Reverend Addie Wyatt
Faith and the Fight for Labor, Gender, and Racial Equality
An extraordinary woman's struggle for the idea of equality as a universal, God-given right
Labor leader, civil rights activist, outspoken feminist, African American clergywoman--Reverend Addie Wyatt stood at the confluence of many rivers of change in twentieth century America. The first female president of a local chapter of the United Packinghouse Workers of America, Wyatt worked alongside Martin Luther King Jr. and Eleanor Roosevelt and appeared as one of Time magazine's Women of the Year in 1975.
Marcia Walker-McWilliams tells the incredible story of Addie Wyatt and her times. What began for Wyatt as a journey to overcome poverty became a lifetime commitment to social justice and the collective struggle against economic, racial, and gender inequalities. Walker-McWilliams illuminates how Wyatt's own experiences with hardship and many forms of discrimination drove her work as an activist and leader. A parallel journey led her to develop an abiding spiritual faith, one that denied defeatism by refusing to accept such circumstances as immutable social forces.
Drawing on oral histories, interviews conducted with Wyatt's colleagues and families, personal papers, and extensive archival data, Reverend Addie Wyatt is the inspiring portrait of a woman who defied injustice in its many guises.
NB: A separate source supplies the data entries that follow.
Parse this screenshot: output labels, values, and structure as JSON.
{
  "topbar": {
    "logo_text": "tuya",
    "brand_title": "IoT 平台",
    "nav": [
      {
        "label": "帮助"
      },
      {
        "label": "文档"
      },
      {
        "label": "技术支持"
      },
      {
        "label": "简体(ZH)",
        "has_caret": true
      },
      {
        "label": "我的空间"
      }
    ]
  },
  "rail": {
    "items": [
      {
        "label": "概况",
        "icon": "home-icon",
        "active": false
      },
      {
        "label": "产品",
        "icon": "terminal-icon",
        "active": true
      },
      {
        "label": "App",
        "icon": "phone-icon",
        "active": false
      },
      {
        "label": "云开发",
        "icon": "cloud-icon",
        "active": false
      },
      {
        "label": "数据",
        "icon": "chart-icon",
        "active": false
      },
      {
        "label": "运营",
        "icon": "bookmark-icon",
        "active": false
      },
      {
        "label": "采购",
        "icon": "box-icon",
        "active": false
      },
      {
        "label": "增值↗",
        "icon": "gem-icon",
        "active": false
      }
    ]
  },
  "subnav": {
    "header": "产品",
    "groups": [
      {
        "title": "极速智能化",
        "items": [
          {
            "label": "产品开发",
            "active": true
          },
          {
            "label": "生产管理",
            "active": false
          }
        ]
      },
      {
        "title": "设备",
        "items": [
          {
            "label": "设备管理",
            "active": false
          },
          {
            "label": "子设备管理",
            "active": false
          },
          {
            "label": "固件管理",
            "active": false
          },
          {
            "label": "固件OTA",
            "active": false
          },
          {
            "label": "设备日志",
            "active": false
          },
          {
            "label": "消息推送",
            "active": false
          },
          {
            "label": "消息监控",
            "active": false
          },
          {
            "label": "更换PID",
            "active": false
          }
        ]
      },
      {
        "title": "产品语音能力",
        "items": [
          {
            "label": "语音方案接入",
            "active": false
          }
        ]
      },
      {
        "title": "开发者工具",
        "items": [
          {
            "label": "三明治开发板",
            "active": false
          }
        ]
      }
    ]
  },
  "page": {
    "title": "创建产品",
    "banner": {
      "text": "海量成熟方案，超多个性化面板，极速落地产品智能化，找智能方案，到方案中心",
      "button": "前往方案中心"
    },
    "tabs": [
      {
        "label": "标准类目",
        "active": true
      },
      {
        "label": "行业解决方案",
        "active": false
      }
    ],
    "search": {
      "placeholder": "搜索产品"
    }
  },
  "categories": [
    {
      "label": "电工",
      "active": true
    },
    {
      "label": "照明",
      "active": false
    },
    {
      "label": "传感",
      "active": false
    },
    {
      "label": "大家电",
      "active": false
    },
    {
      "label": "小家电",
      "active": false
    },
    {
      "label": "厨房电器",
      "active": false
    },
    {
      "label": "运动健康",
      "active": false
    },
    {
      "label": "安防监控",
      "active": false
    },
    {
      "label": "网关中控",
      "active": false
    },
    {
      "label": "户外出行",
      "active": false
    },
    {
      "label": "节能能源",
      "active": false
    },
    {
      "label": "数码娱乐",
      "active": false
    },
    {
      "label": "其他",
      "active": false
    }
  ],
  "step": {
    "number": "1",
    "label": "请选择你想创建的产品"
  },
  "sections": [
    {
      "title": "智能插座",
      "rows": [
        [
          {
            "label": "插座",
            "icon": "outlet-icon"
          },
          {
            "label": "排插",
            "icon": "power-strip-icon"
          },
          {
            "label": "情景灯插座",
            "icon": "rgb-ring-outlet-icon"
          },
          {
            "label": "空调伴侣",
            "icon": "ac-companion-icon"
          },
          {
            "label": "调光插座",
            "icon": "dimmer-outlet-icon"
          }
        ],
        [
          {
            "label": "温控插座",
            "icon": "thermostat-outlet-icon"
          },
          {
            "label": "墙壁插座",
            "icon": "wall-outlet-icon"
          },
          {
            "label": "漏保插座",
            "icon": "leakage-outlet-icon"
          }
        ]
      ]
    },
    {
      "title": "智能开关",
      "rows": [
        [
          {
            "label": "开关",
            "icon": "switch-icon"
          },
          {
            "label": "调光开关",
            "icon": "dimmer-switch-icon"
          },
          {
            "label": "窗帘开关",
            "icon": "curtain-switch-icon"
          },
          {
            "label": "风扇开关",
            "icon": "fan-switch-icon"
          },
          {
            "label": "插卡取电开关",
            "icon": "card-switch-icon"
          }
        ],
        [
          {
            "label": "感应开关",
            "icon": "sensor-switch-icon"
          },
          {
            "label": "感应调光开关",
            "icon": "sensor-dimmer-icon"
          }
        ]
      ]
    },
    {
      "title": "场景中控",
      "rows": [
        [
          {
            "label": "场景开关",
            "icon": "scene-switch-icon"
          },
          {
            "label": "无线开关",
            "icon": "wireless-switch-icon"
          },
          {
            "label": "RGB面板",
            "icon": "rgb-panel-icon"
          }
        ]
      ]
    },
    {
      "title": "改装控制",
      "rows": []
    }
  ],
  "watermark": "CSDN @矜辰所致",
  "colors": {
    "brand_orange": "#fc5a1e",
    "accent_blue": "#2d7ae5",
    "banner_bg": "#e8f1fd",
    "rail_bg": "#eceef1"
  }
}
"Walker-McWilliams masterfully weaves the influences of the Great Migration from Mississippi to segregated Chicago, the vibrant religious culture of the Church of God, Chicago's meatpacking industry and labor movements, the emergence of the Civil Rights and women's movements, and her enduring marriage to Rev. Claude Wyatt to create a fascinating portrait of a historical activist icon."--Chicago Review of Books
"This highly readable biography by historian Marcia Walker-McWilliams gives this influential figure the attention she deserves."--Newcity
"[A] compelling, well-written, definitive biography. . . . This biography of Addie Wyatt is a valuable treatment of an activist who should be better known and whose life provides an important window into the organized labor, feminist, and civil rights movements."--Indiana Magazine of History
"Marcia Walker-McWilliams' Reverend Addie Wyatt: Faith and the Fight for Labor, Gender, and Racial Equality engages readers in an enlightening examination of Addie Wyatt's professional trials and personal tribulations. . . . Another must read in the Women, Gender, and Sexuality Studies in American History series."--Journal of the Illinois State Historical Society
"Richly detailed and well-researched. . . . Wyatt's work speaks directly to the ways the social movements of which she was a part unquestionably advanced America's still unfinished struggles for democracy."--Labour/Le Travail
"Late in life, Addie Wyatt told Walker-McWilliams to 'tell the story,' and this powerful social movement biography certainly delivers. Long before people were thinking through the notion of 'intersectionality,' Reverend Addie Wyatt lived a firm commitment to her Christian faith, labor activism, women's equality, and racial justice as all essential for her vision of freedom. Here, we are presented with a complex piece of the past, a life of liberation that can instigate and inspire us to forge a better future."--Davarian L. Baldwin, author of Chicago's New Negroes: Modernity, the Great Migration, and Black Urban Life
"Deeply researched and well written. An original, compelling, and important biography of a significant leader of twentieth century labor, civil rights, and women's movements in the United States."--Nancy F. Gabin, author of Feminism in the Labor Movement: Women and the United Auto Workers, 1935-1937
To order online:
To order by phone:
(800) 621-2736 (USA/Canada)
(773) 702-7000 (International)
Working Parents and the History of Orphanages
Jessie B. Ramey
Women Baseball Pioneers
Debra A. Shattuck
What Happened to Women in the Silent Film Industries?
Jane M. Gaines
Activism and a Hunger Called Theater
Dia Da Costa
White Leisure and the Making of the American "Oriental"
Race, Myth, and the Courts
Dawn Rae Flood
Edited by Nilda Flores-González, Anna Romina Guevarra, Maura Toro-Morn, and Grace Chang
How Four Black Women Took On the Army during World War II
Sandra M. Bolzenius
The Temperance Battle in Minnesota
Sabine N. Meyer
The Dumville Family Letters
Edited by Anne M. Heinz and John P. Heinz
Working-Class Masculinities in the American Heartland
Black Women in New York City's Underground Economy
A Concise History
vol. 3: Creating Hull-House and an International Presence, 1889-1900
Jane Addams Edited by Mary Lynn McCree Bryan, Maree de Angury, and Ellen Skerrett
Edited by Susan C. Cass